[WHAT IS REQUIRED] Pick every line from the data below that contains the string "Utilities" and copy it.

MATERIAL PROVIDED: Begin

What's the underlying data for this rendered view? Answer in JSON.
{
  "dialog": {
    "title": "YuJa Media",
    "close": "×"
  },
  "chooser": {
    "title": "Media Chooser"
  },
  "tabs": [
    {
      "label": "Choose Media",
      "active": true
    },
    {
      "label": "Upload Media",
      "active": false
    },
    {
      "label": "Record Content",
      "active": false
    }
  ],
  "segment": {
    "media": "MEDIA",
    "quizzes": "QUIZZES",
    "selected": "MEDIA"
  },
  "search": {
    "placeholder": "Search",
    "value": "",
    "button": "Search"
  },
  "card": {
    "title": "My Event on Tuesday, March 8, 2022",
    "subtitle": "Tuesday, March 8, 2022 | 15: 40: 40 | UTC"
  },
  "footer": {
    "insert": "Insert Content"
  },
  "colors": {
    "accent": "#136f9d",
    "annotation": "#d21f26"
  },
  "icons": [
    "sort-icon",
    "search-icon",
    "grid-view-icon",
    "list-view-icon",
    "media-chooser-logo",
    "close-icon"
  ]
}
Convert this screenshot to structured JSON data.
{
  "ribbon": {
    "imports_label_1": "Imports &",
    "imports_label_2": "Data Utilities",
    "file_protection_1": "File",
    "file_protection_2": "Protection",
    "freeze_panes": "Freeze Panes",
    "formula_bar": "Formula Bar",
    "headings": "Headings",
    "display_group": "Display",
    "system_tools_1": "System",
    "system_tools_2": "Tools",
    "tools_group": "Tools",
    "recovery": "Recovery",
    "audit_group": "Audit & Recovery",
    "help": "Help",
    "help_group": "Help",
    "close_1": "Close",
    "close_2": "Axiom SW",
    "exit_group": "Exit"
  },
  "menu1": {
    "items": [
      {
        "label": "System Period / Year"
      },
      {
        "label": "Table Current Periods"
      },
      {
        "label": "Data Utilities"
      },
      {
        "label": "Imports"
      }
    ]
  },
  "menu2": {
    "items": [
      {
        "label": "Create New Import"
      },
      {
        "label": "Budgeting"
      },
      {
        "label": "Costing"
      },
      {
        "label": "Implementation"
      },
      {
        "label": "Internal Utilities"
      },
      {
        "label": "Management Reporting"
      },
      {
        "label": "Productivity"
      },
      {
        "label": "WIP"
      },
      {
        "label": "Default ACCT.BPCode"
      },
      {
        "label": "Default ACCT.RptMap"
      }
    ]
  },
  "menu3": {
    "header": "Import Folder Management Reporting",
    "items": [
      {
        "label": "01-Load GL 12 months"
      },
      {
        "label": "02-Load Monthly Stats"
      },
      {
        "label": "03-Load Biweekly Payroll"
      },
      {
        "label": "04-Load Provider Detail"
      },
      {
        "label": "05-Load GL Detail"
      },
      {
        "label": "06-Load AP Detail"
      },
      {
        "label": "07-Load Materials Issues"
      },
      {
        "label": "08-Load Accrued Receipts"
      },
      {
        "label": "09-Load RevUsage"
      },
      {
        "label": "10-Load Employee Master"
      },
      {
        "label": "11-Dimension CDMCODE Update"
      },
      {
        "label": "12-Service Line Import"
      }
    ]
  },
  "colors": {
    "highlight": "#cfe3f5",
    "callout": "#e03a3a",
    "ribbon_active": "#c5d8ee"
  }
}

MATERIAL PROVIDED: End

[RESULT OF THIS TASK]
    "imports_label_2": "Data Utilities",
        "label": "Data Utilities"
        "label": "Internal Utilities"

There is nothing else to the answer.